■ **WHAT THIS TASK INVOLVES**
Take from the data every line in which the word "Verizon" is found.
═══ INPUT FOR THIS TASK
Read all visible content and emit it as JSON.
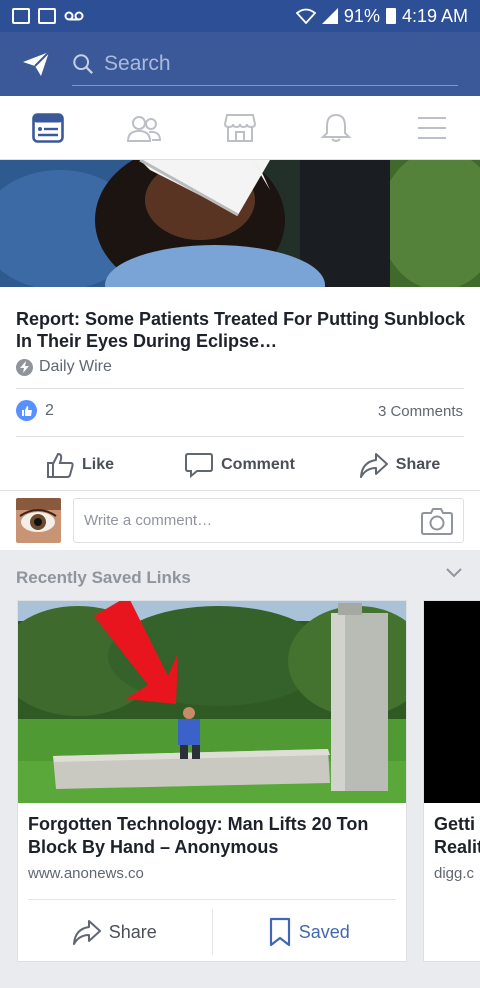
{
  "status_bar": {
    "battery": "91%",
    "time": "4:19 AM"
  },
  "search": {
    "placeholder": "Search"
  },
  "tabs": [
    {
      "name": "news-feed",
      "icon": "newsfeed-icon"
    },
    {
      "name": "friends",
      "icon": "friends-icon"
    },
    {
      "name": "marketplace",
      "icon": "marketplace-icon"
    },
    {
      "name": "notifications",
      "icon": "bell-icon"
    },
    {
      "name": "menu",
      "icon": "hamburger-icon"
    }
  ],
  "post": {
    "title": "Report: Some Patients Treated For Putting Sunblock In Their Eyes During Eclipse…",
    "source": "Daily Wire",
    "like_count": "2",
    "comments_count": "3 Comments",
    "actions": {
      "like": "Like",
      "comment": "Comment",
      "share": "Share"
    },
    "comment_placeholder": "Write a comment…"
  },
  "saved": {
    "header": "Recently Saved Links",
    "cards": [
      {
        "title": "Forgotten Technology: Man Lifts 20 Ton Block By Hand – Anonymous",
        "domain": "www.anonews.co",
        "share_label": "Share",
        "saved_label": "Saved"
      },
      {
        "title": "Getti\nRealit",
        "domain": "digg.c"
      }
    ]
  },
  "colors": {
    "brand": "#3b5998",
    "status_bar": "#2d4f95",
    "accent": "#4267b2",
    "like": "#5890ff"
  }
}
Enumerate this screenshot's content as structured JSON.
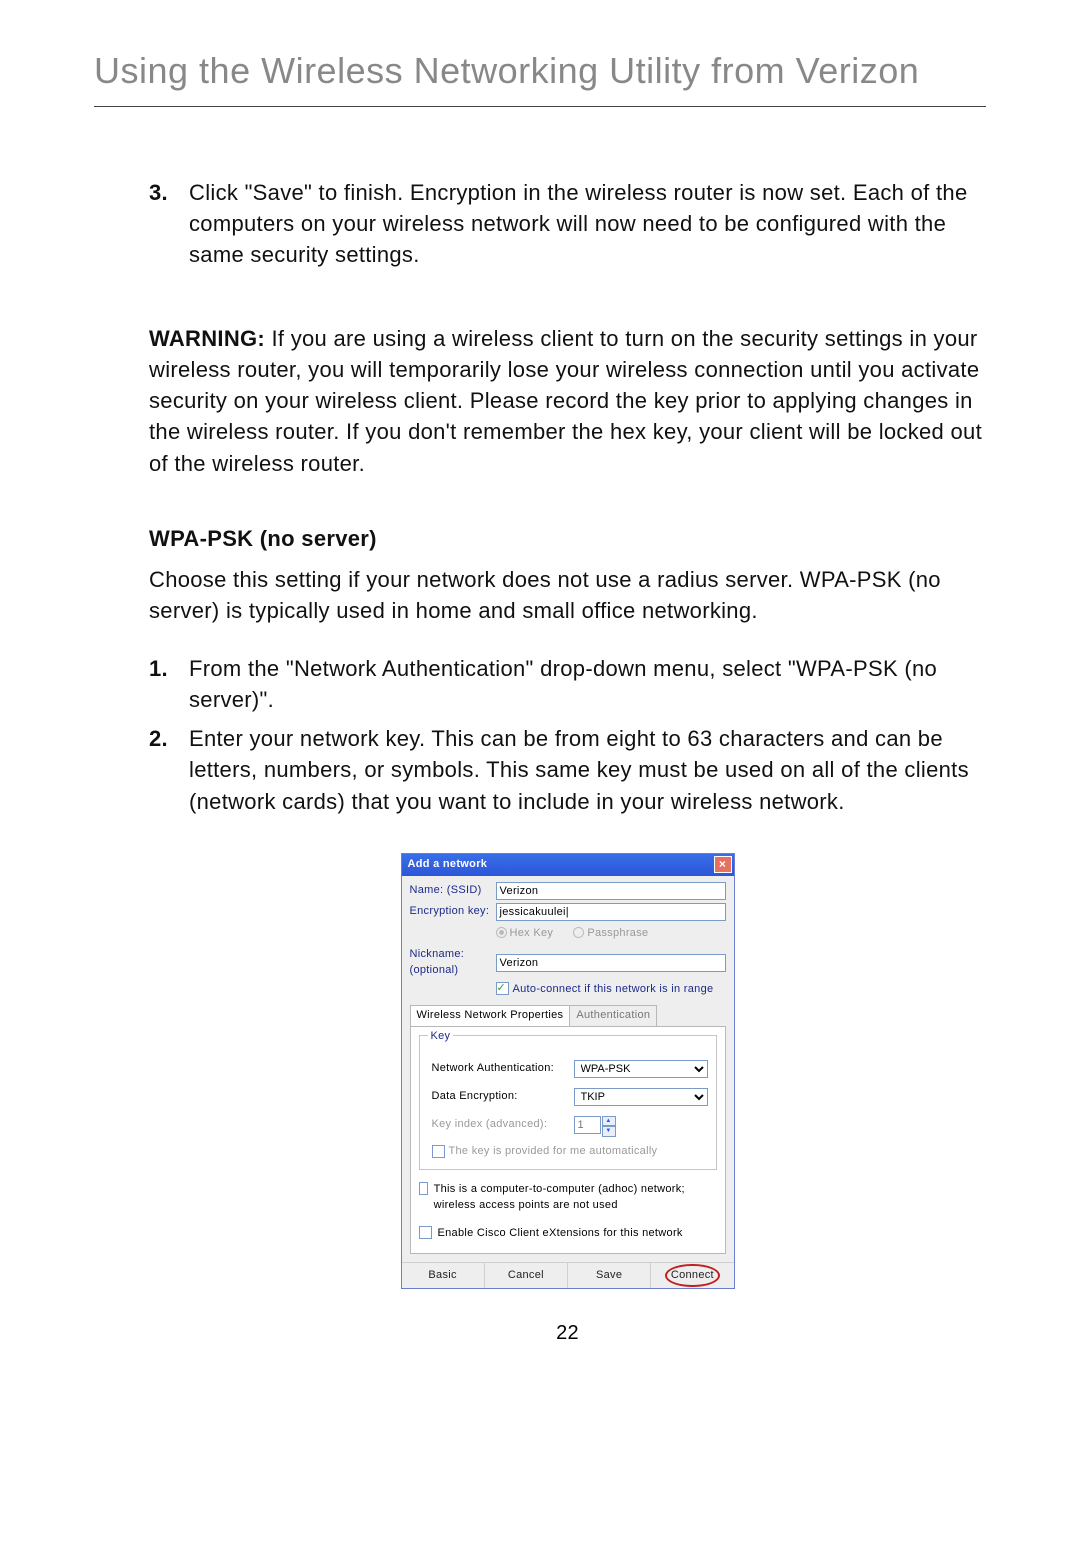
{
  "page": {
    "title": "Using the Wireless Networking Utility from Verizon",
    "number": "22"
  },
  "step3": {
    "num": "3.",
    "text": "Click \"Save\" to finish. Encryption in the wireless router is now set. Each of the computers on your wireless network will now need to be configured with the same security settings."
  },
  "warning": {
    "label": "WARNING:",
    "text": " If you are using a wireless client to turn on the security settings in your wireless router, you will temporarily lose your wireless connection until you activate security on your wireless client. Please record the key prior to applying changes in the wireless router. If you don't remember the hex key, your client will be locked out of the wireless router."
  },
  "section": {
    "title": "WPA-PSK (no server)",
    "desc": "Choose this setting if your network does not use a radius server. WPA-PSK (no server) is typically used in home and small office networking.",
    "steps": [
      {
        "num": "1.",
        "text": "From the \"Network Authentication\" drop-down menu, select \"WPA-PSK (no server)\"."
      },
      {
        "num": "2.",
        "text": "Enter your network key. This can be from eight to 63 characters and can be letters, numbers, or symbols. This same key must be used on all of the clients (network cards) that you want to include in your wireless network."
      }
    ]
  },
  "dialog": {
    "title": "Add a network",
    "labels": {
      "ssid": "Name: (SSID)",
      "enckey": "Encryption key:",
      "nickname1": "Nickname:",
      "nickname2": "(optional)",
      "hex": "Hex Key",
      "pass": "Passphrase",
      "auto": "Auto-connect if this network is in range"
    },
    "values": {
      "ssid": "Verizon",
      "enckey": "jessicakuulei|",
      "nickname": "Verizon"
    },
    "tabs": {
      "props": "Wireless Network Properties",
      "auth": "Authentication"
    },
    "key": {
      "legend": "Key",
      "netauth_lbl": "Network Authentication:",
      "netauth_val": "WPA-PSK",
      "dataenc_lbl": "Data Encryption:",
      "dataenc_val": "TKIP",
      "keyidx_lbl": "Key index (advanced):",
      "keyidx_val": "1",
      "autokey": "The key is provided for me automatically"
    },
    "opts": {
      "adhoc": "This is a computer-to-computer (adhoc) network; wireless access points are not used",
      "cisco": "Enable Cisco Client eXtensions for this network"
    },
    "buttons": {
      "basic": "Basic",
      "cancel": "Cancel",
      "save": "Save",
      "connect": "Connect"
    }
  }
}
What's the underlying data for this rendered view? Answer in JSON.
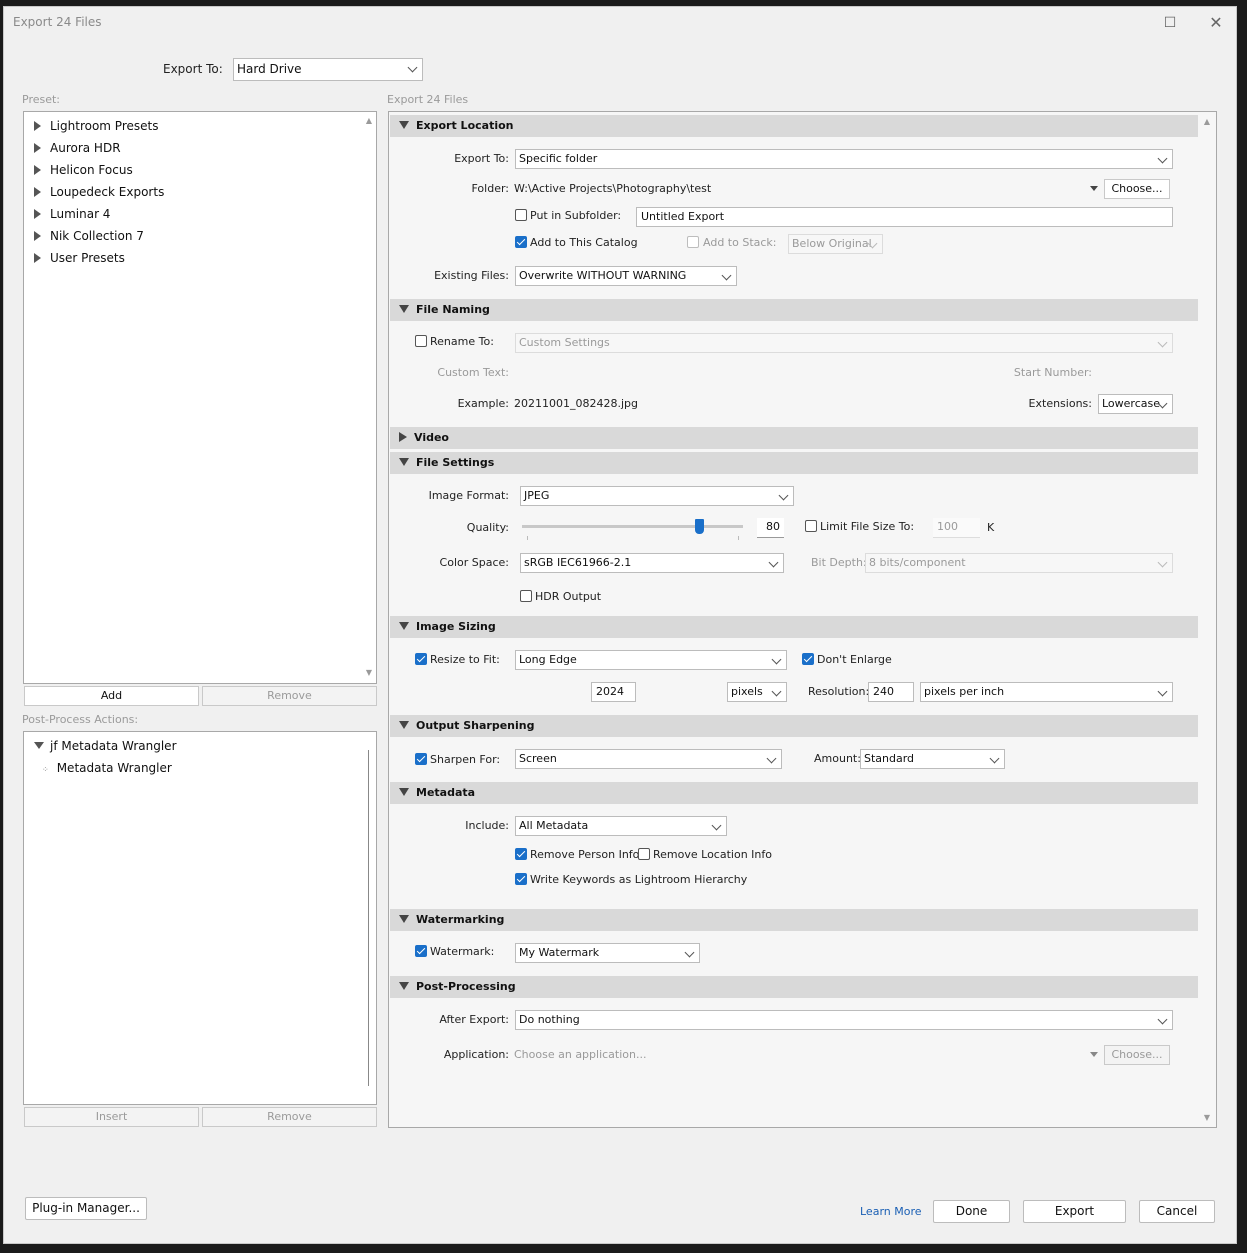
{
  "window": {
    "title": "Export 24 Files"
  },
  "export_to": {
    "label": "Export To:",
    "value": "Hard Drive"
  },
  "preset": {
    "label": "Preset:",
    "items": [
      "Lightroom Presets",
      "Aurora HDR",
      "Helicon Focus",
      "Loupedeck Exports",
      "Luminar 4",
      "Nik Collection 7",
      "User Presets"
    ],
    "add": "Add",
    "remove": "Remove"
  },
  "post_process": {
    "label": "Post-Process Actions:",
    "parent": "jf Metadata Wrangler",
    "child": "Metadata Wrangler",
    "insert": "Insert",
    "remove": "Remove"
  },
  "right_title": "Export 24 Files",
  "sections": {
    "export_location": {
      "title": "Export Location",
      "export_to_label": "Export To:",
      "export_to_value": "Specific folder",
      "folder_label": "Folder:",
      "folder_value": "W:\\Active Projects\\Photography\\test",
      "choose": "Choose...",
      "subfolder_label": "Put in Subfolder:",
      "subfolder_value": "Untitled Export",
      "add_catalog": "Add to This Catalog",
      "add_stack": "Add to Stack:",
      "stack_value": "Below Original",
      "existing_label": "Existing Files:",
      "existing_value": "Overwrite WITHOUT WARNING"
    },
    "file_naming": {
      "title": "File Naming",
      "rename_label": "Rename To:",
      "rename_value": "Custom Settings",
      "custom_text": "Custom Text:",
      "start_number": "Start Number:",
      "example_label": "Example:",
      "example_value": "20211001_082428.jpg",
      "extensions_label": "Extensions:",
      "extensions_value": "Lowercase"
    },
    "video": {
      "title": "Video"
    },
    "file_settings": {
      "title": "File Settings",
      "format_label": "Image Format:",
      "format_value": "JPEG",
      "quality_label": "Quality:",
      "quality_value": "80",
      "quality_fraction": 0.8,
      "limit_label": "Limit File Size To:",
      "limit_value": "100",
      "limit_unit": "K",
      "colorspace_label": "Color Space:",
      "colorspace_value": "sRGB IEC61966-2.1",
      "bitdepth_label": "Bit Depth:",
      "bitdepth_value": "8 bits/component",
      "hdr_label": "HDR Output"
    },
    "image_sizing": {
      "title": "Image Sizing",
      "resize_label": "Resize to Fit:",
      "resize_value": "Long Edge",
      "dont_enlarge": "Don't Enlarge",
      "size_value": "2024",
      "size_unit": "pixels",
      "resolution_label": "Resolution:",
      "resolution_value": "240",
      "resolution_unit": "pixels per inch"
    },
    "output_sharpening": {
      "title": "Output Sharpening",
      "sharpen_label": "Sharpen For:",
      "sharpen_value": "Screen",
      "amount_label": "Amount:",
      "amount_value": "Standard"
    },
    "metadata": {
      "title": "Metadata",
      "include_label": "Include:",
      "include_value": "All Metadata",
      "remove_person": "Remove Person Info",
      "remove_location": "Remove Location Info",
      "write_keywords": "Write Keywords as Lightroom Hierarchy"
    },
    "watermarking": {
      "title": "Watermarking",
      "watermark_label": "Watermark:",
      "watermark_value": "My Watermark"
    },
    "post_processing": {
      "title": "Post-Processing",
      "after_label": "After Export:",
      "after_value": "Do nothing",
      "app_label": "Application:",
      "app_placeholder": "Choose an application...",
      "choose": "Choose..."
    }
  },
  "footer": {
    "plugin_manager": "Plug-in Manager...",
    "learn_more": "Learn More",
    "done": "Done",
    "export": "Export",
    "cancel": "Cancel"
  },
  "colors": {
    "accent": "#1a6fc9",
    "link": "#1a5fb4"
  }
}
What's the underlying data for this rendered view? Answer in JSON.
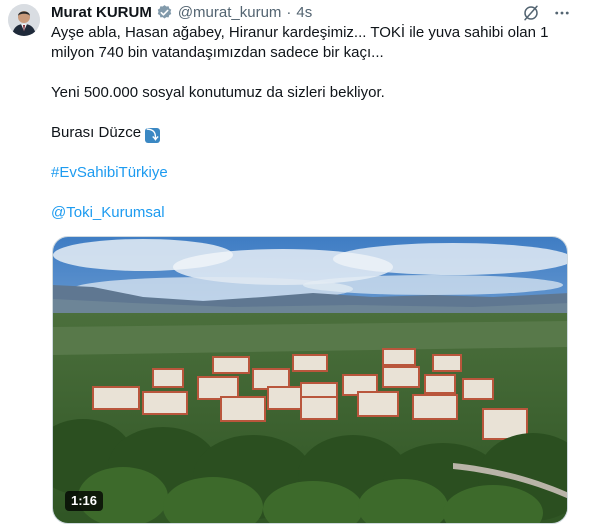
{
  "tweet": {
    "author_name": "Murat KURUM",
    "handle": "@murat_kurum",
    "separator": "·",
    "time": "4s",
    "lines": [
      "Ayşe abla, Hasan ağabey, Hiranur kardeşimiz... TOKİ ile yuva sahibi olan 1",
      "milyon 740 bin vatandaşımızdan sadece bir kaçı..."
    ],
    "paragraph2": "Yeni 500.000 sosyal konutumuz da sizleri bekliyor.",
    "paragraph3": "Burası Düzce",
    "hashtag": "#EvSahibiTürkiye",
    "mention": "@Toki_Kurumsal",
    "media": {
      "duration": "1:16"
    }
  },
  "icons": {
    "verified": "verified-badge-icon",
    "grok": "grok-icon",
    "more": "more-icon",
    "arrow": "arrow-down-right-emoji"
  },
  "colors": {
    "link": "#1d9bf0",
    "secondary": "#536471",
    "text": "#0f1419"
  }
}
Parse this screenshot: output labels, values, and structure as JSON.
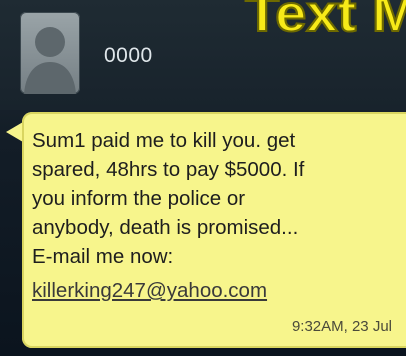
{
  "overlay": {
    "title": "Text Mes"
  },
  "conversation": {
    "contact_name": "0000"
  },
  "message": {
    "lines": [
      "Sum1 paid me to kill you. get",
      "spared, 48hrs to pay $5000. If",
      "you inform the police or",
      "anybody, death is promised...",
      "E-mail me now:"
    ],
    "email": "killerking247@yahoo.com",
    "timestamp": "9:32AM, 23 Jul"
  },
  "colors": {
    "bubble": "#f7f58c",
    "overlay_title": "#f7ea18",
    "background": "#0c1521"
  },
  "icons": {
    "avatar": "default-contact-silhouette-icon"
  }
}
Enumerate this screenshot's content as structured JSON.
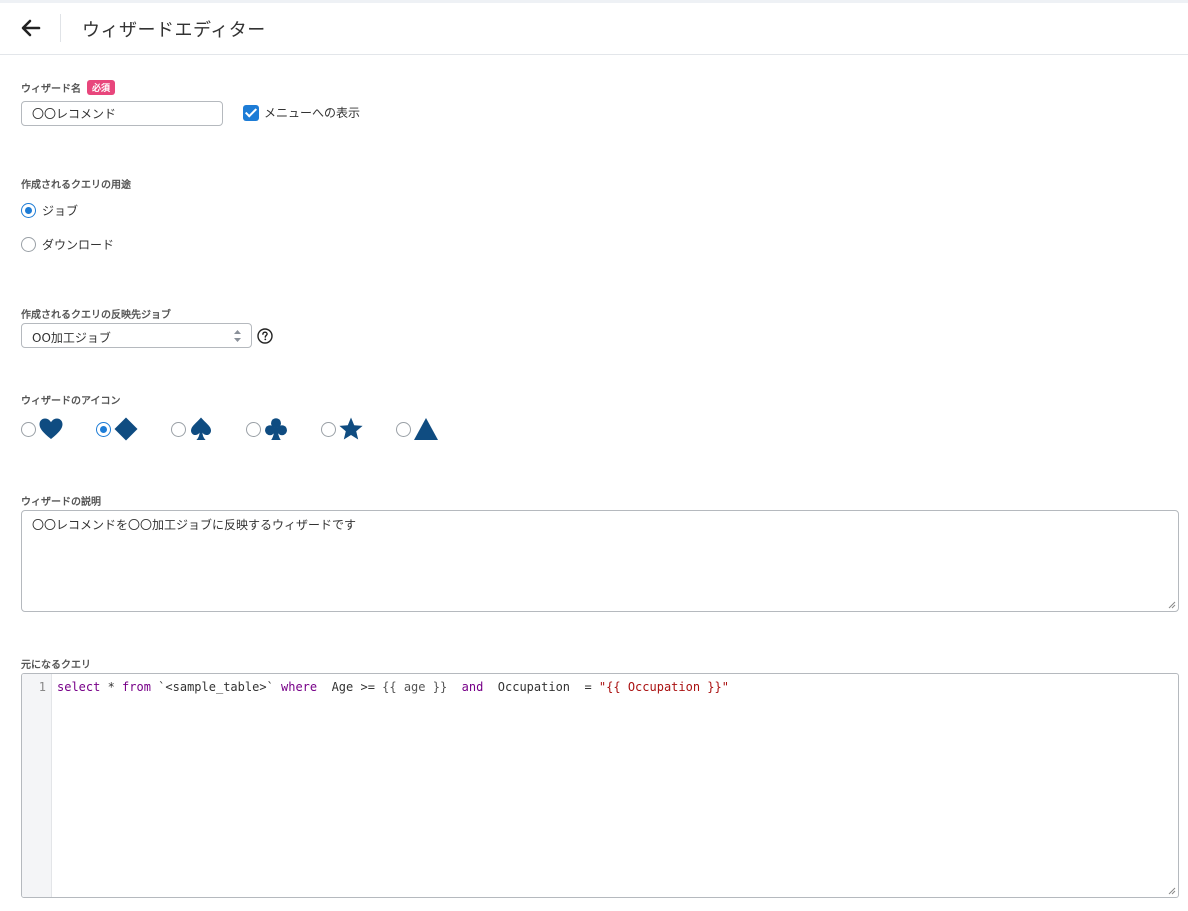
{
  "header": {
    "title": "ウィザードエディター"
  },
  "wizard_name": {
    "label": "ウィザード名",
    "required_badge": "必須",
    "value": "〇〇レコメンド",
    "menu_checkbox": {
      "label": "メニューへの表示",
      "checked": true
    }
  },
  "purpose": {
    "label": "作成されるクエリの用途",
    "options": [
      {
        "label": "ジョブ",
        "selected": true
      },
      {
        "label": "ダウンロード",
        "selected": false
      }
    ]
  },
  "target_job": {
    "label": "作成されるクエリの反映先ジョブ",
    "selected": "OO加工ジョブ"
  },
  "wizard_icon": {
    "label": "ウィザードのアイコン",
    "options": [
      {
        "icon": "heart-icon",
        "selected": false
      },
      {
        "icon": "diamond-icon",
        "selected": true
      },
      {
        "icon": "spade-icon",
        "selected": false
      },
      {
        "icon": "club-icon",
        "selected": false
      },
      {
        "icon": "star-icon",
        "selected": false
      },
      {
        "icon": "triangle-icon",
        "selected": false
      }
    ],
    "color": "#0f4c81"
  },
  "description": {
    "label": "ウィザードの説明",
    "value": "〇〇レコメンドを〇〇加工ジョブに反映するウィザードです"
  },
  "base_query": {
    "label": "元になるクエリ",
    "line_number": "1",
    "tokens": {
      "t1": "select",
      "t2": " * ",
      "t3": "from",
      "t4": " `<sample_table>` ",
      "t5": "where",
      "t6": "  Age >= ",
      "t7": "{{ age }}",
      "t8": "  ",
      "t9": "and",
      "t10": "  Occupation  = ",
      "t11": "\"{{ Occupation }}\""
    }
  },
  "colors": {
    "accent": "#1d7cd6",
    "badge": "#e8467c",
    "icon": "#0f4c81"
  }
}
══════
■ **YOUR SOLUTION**
    "title": "Using the Wireless Networking Utility from Verizon",
      "ssid": "Verizon",
      "nickname": "Verizon"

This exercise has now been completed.